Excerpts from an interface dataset
***

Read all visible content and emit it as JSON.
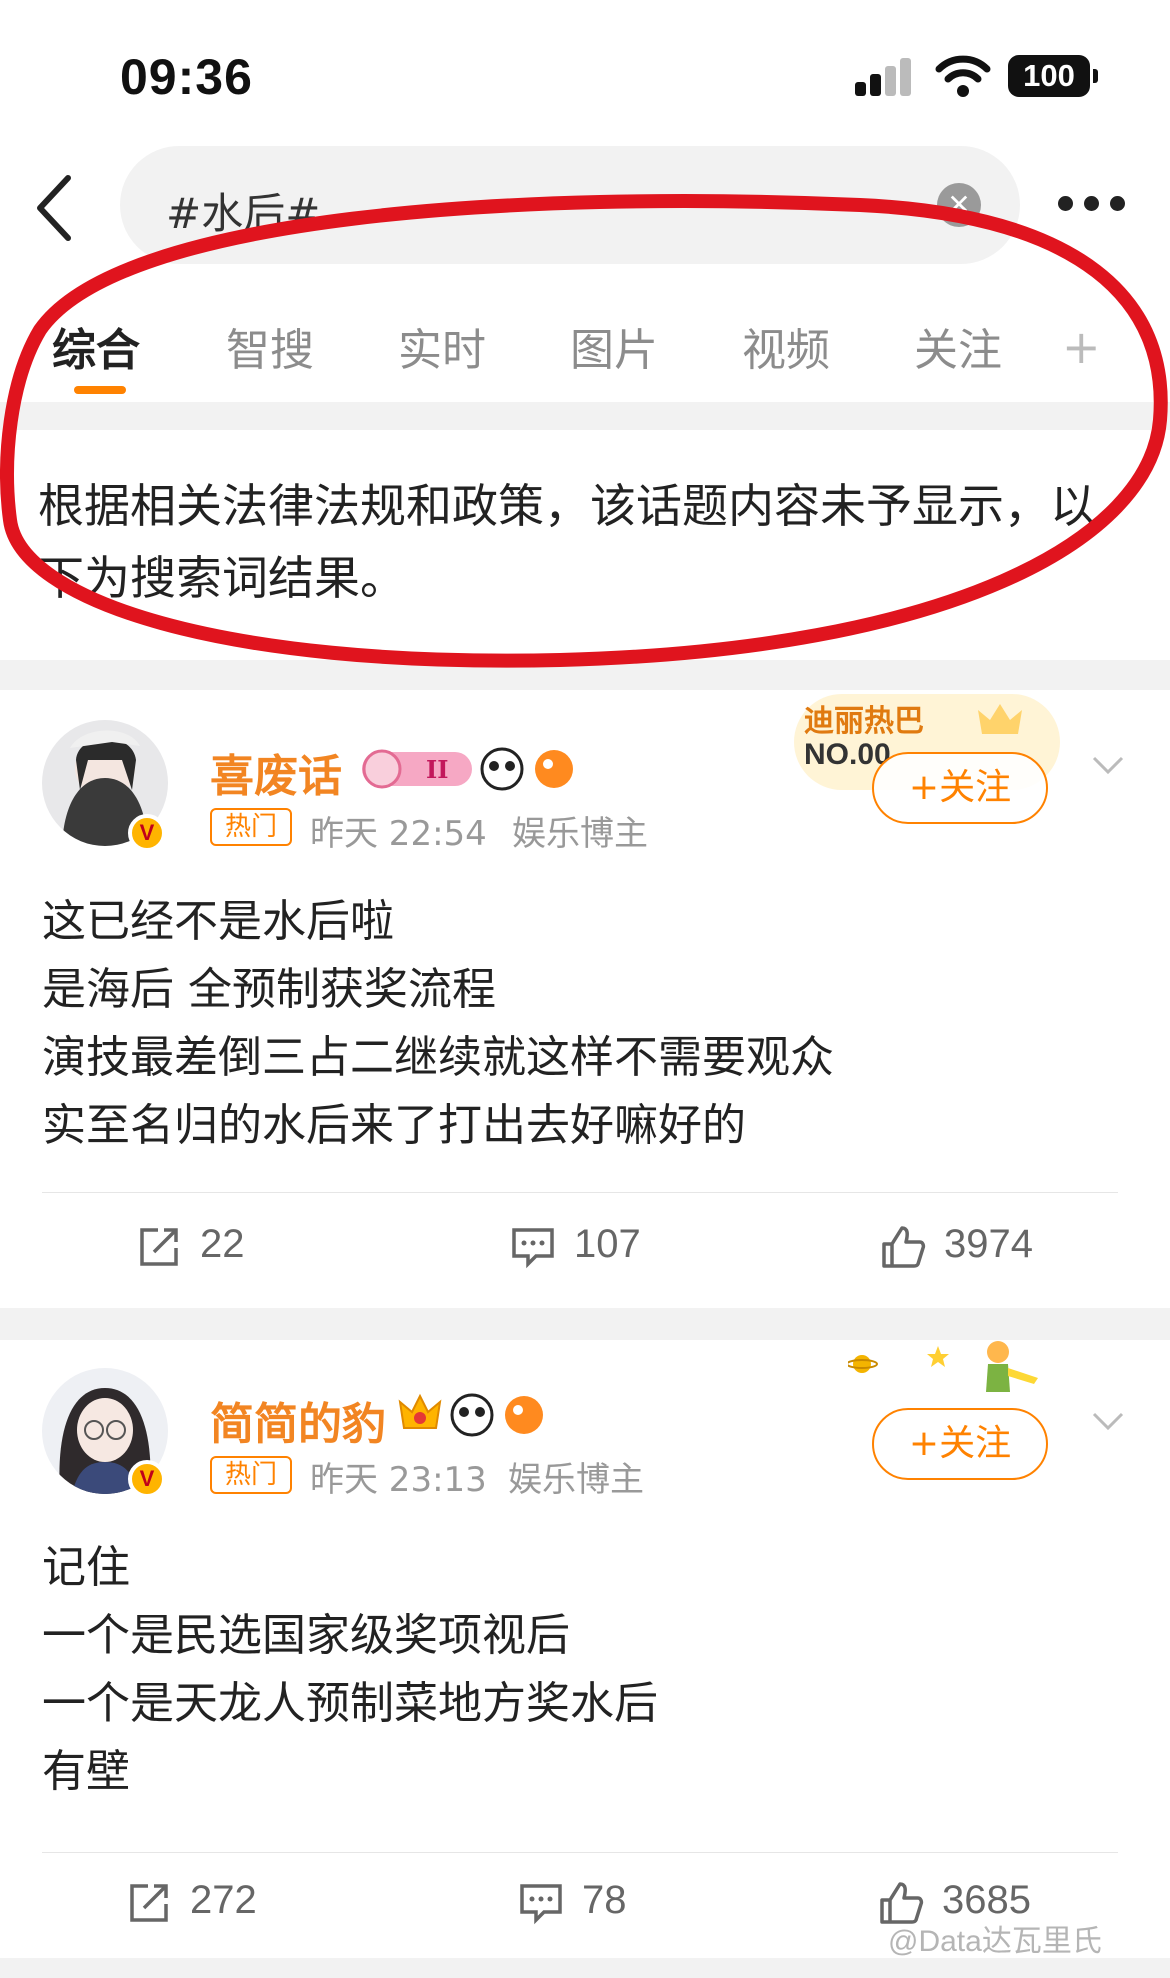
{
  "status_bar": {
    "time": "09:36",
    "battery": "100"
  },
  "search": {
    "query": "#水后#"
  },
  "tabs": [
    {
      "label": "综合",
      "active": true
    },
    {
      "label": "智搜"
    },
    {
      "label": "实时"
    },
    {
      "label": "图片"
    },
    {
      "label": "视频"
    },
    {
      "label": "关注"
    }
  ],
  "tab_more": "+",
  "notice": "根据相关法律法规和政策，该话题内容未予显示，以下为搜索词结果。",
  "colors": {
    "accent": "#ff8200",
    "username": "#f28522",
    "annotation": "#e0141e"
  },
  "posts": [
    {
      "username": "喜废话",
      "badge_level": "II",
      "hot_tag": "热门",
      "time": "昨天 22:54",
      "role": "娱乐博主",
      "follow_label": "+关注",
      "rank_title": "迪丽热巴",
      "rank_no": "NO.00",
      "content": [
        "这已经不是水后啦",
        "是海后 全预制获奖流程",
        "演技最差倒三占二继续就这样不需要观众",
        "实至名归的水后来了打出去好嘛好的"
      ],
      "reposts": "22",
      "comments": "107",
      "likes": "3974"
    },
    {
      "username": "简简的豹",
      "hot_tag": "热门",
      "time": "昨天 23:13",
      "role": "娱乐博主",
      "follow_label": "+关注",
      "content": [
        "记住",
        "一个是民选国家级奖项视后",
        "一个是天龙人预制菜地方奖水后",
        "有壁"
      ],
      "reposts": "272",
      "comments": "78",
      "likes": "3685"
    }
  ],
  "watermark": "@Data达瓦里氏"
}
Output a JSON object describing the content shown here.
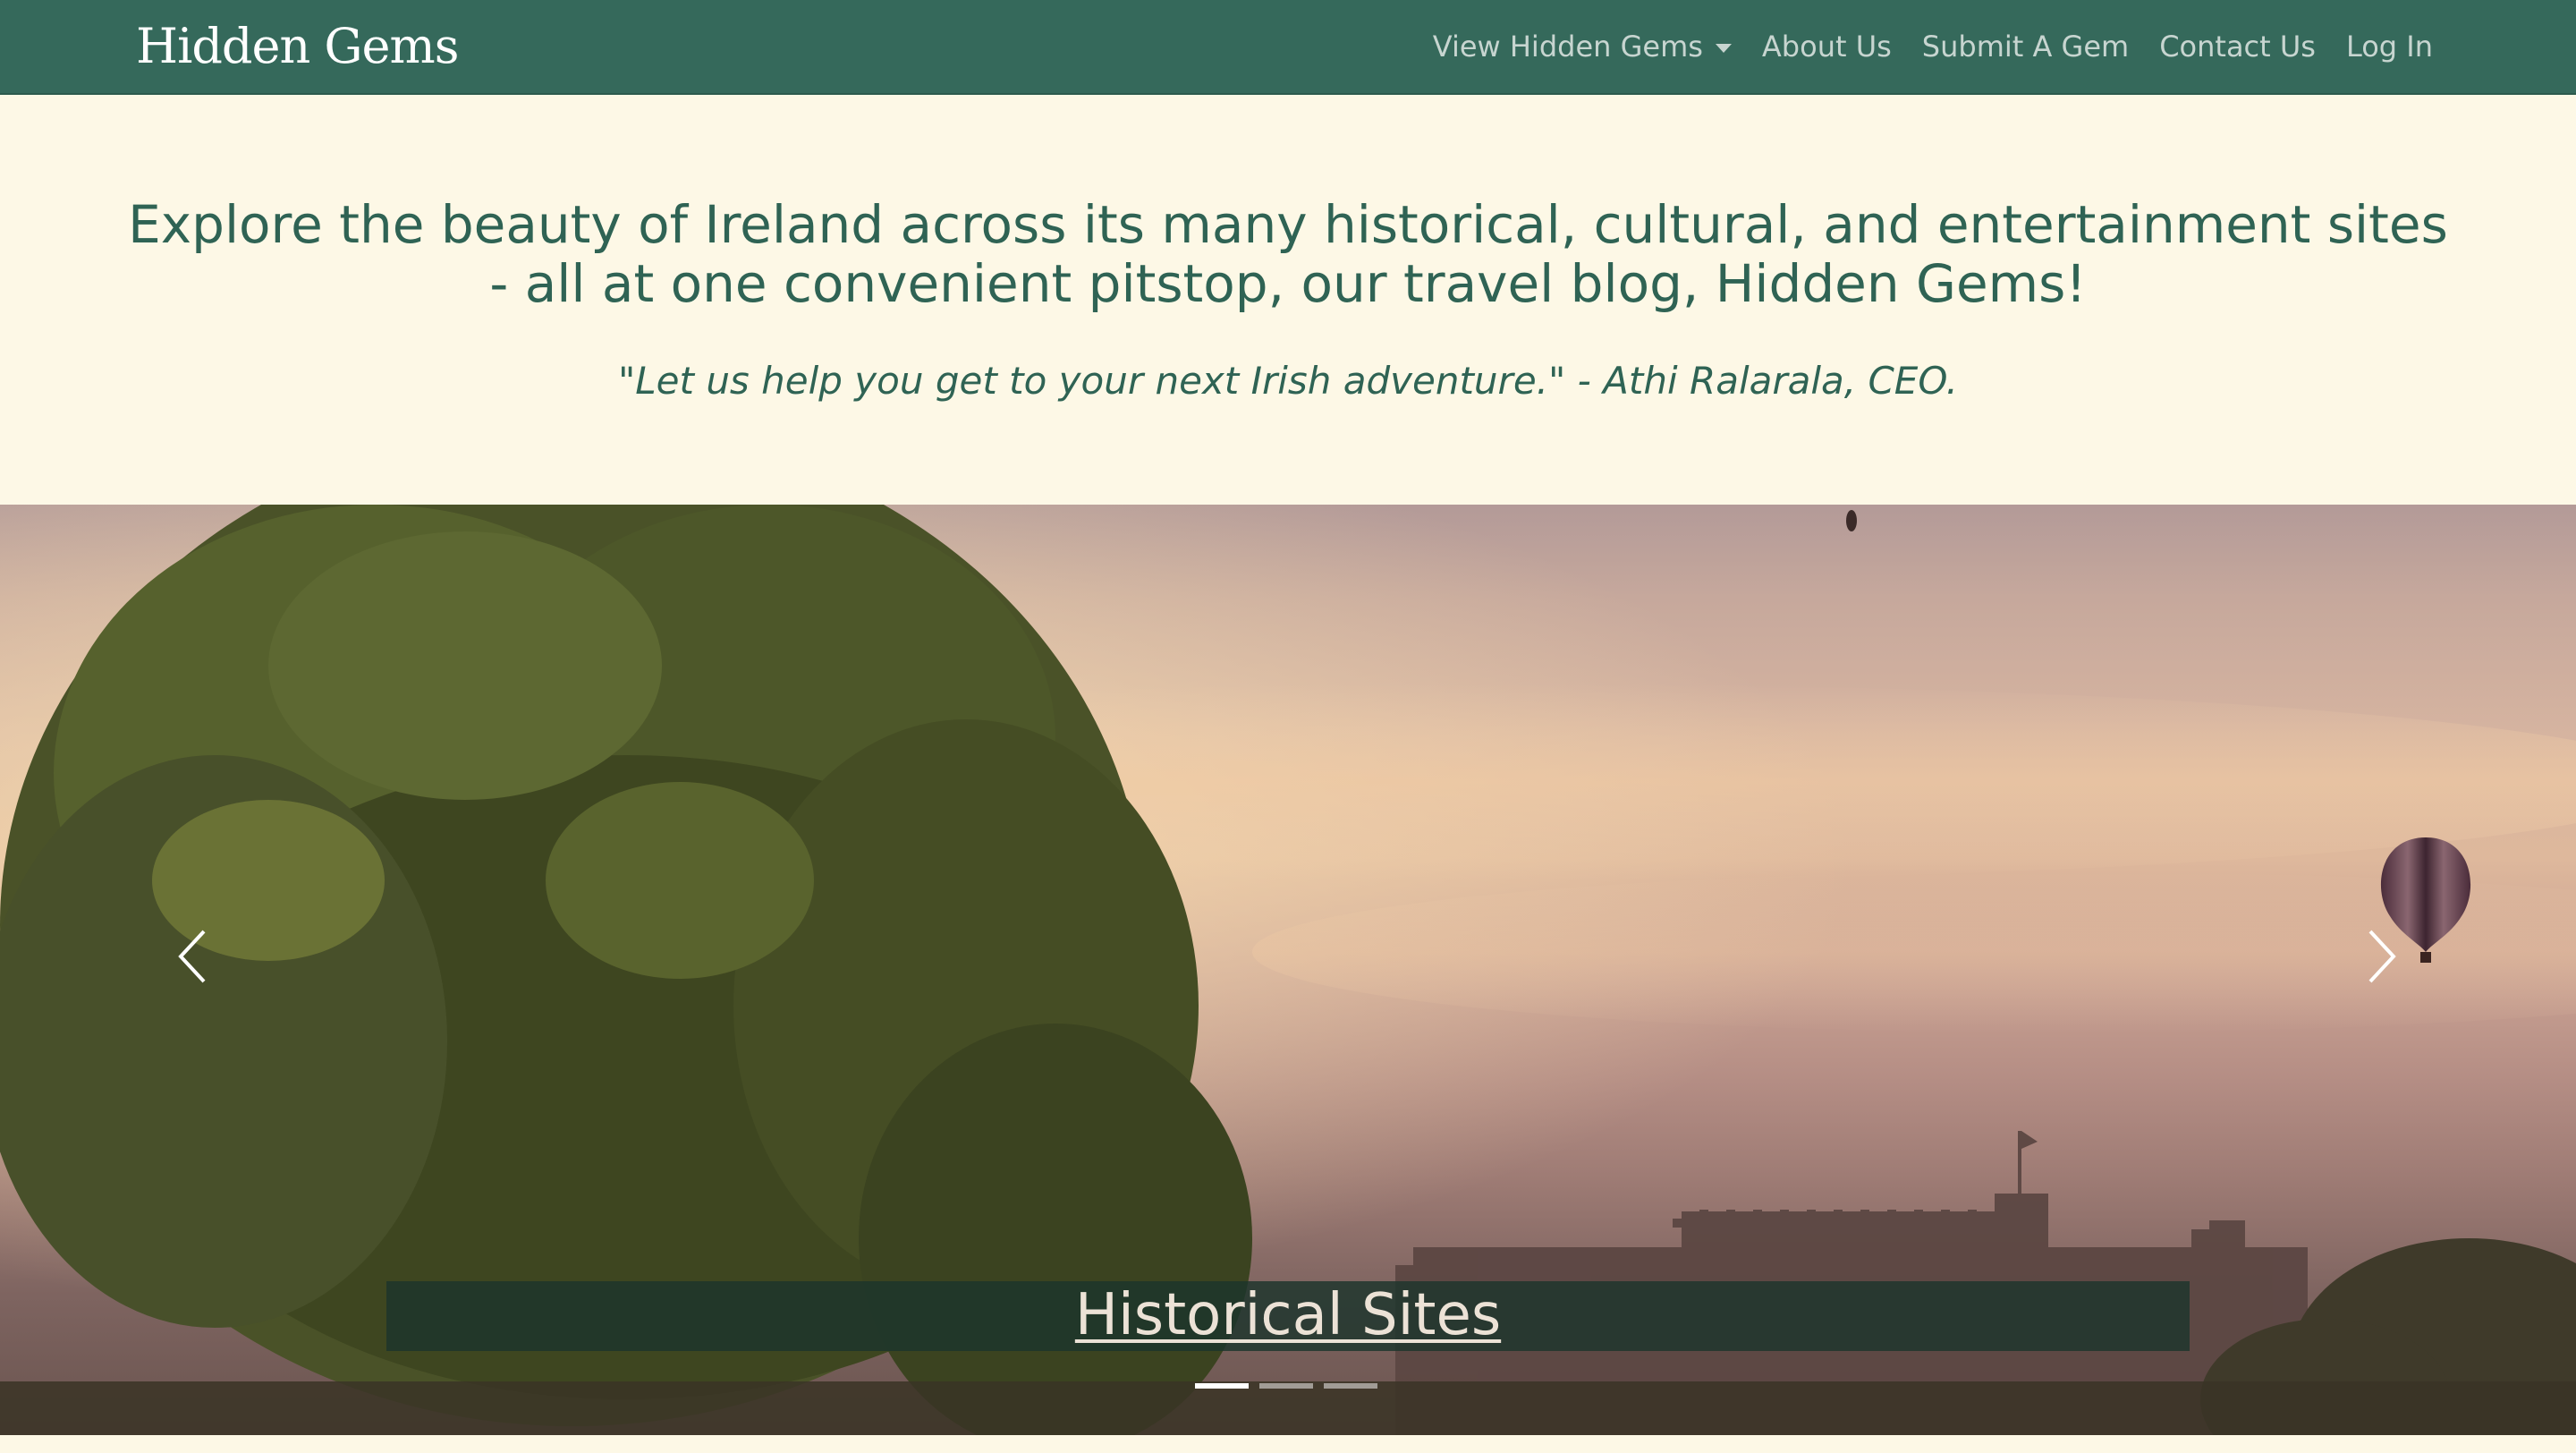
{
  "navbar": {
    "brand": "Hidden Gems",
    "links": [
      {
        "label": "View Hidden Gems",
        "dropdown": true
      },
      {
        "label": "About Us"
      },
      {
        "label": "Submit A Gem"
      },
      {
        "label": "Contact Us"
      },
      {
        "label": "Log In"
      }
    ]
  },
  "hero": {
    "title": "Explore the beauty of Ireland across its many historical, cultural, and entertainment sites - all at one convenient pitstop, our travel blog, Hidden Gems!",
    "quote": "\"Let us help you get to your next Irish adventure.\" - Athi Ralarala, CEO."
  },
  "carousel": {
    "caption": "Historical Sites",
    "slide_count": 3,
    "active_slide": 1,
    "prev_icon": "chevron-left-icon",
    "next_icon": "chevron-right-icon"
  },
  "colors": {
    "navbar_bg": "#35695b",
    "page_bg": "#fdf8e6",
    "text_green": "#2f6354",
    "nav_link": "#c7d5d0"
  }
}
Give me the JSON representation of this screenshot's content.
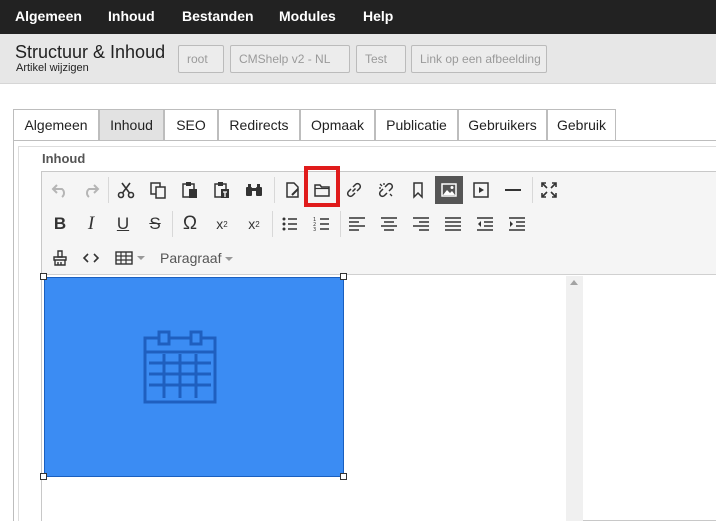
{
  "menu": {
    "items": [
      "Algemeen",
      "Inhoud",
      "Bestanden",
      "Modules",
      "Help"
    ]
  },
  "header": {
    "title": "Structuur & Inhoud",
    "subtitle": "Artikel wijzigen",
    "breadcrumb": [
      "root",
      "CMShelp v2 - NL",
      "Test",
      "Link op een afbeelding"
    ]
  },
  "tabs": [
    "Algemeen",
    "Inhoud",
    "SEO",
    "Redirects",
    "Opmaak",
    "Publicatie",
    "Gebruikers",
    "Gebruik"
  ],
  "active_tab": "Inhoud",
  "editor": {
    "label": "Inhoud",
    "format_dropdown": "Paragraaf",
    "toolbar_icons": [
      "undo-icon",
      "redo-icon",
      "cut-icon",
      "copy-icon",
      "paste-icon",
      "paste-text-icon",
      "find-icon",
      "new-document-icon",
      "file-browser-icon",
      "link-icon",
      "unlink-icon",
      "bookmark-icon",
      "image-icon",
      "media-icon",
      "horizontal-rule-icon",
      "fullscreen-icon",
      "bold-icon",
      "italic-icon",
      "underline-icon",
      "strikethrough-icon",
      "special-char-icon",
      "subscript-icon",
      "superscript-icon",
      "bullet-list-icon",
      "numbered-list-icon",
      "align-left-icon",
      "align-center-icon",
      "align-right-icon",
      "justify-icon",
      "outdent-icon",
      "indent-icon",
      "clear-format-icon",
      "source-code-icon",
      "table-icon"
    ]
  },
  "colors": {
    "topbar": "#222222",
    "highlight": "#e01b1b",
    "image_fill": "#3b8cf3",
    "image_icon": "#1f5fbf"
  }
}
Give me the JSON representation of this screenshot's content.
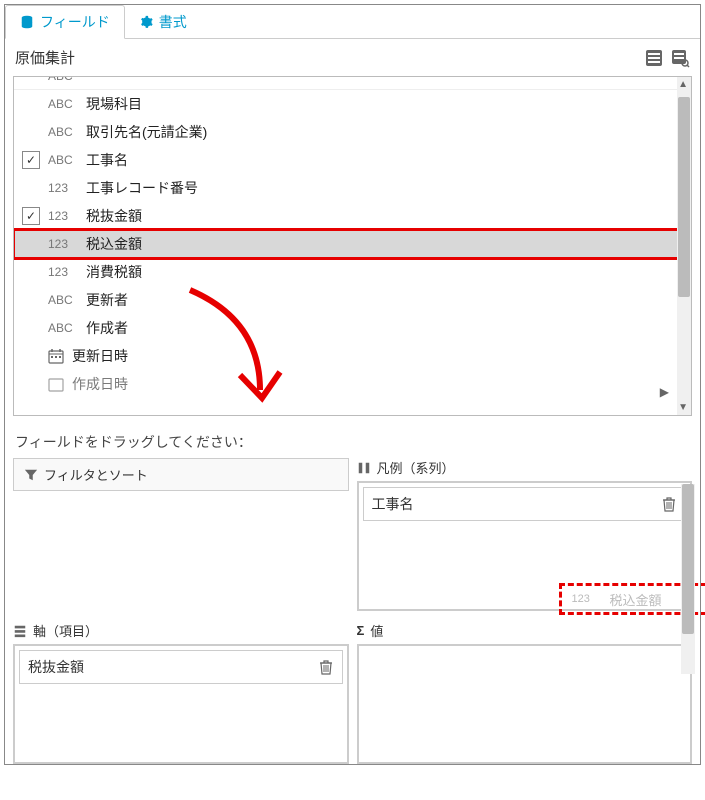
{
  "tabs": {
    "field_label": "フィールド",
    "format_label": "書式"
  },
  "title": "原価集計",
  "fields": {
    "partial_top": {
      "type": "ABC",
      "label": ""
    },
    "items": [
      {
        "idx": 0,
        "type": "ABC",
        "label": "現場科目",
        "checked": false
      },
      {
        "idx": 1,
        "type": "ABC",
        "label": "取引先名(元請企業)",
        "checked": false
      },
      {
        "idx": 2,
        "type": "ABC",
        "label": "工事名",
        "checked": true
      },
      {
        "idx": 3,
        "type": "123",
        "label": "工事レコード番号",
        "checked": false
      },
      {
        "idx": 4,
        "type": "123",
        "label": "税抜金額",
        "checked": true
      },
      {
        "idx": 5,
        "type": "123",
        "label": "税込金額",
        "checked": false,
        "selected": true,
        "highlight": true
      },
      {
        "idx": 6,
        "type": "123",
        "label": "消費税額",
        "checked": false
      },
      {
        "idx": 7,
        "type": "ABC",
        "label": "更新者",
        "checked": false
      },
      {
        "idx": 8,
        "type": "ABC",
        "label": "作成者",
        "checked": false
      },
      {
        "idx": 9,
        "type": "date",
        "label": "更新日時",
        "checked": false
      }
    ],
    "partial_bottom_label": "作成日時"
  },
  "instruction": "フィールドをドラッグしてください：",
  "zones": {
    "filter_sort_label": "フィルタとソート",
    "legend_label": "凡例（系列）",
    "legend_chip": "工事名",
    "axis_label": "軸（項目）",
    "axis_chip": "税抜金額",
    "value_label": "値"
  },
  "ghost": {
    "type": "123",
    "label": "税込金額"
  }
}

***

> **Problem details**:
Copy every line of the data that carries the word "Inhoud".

> **Output for this exercise**:
      "Inhoud",
    "title": "Structuur & Inhoud",
    "Inhoud",
  "active_tab": "Inhoud",
    "label": "Inhoud",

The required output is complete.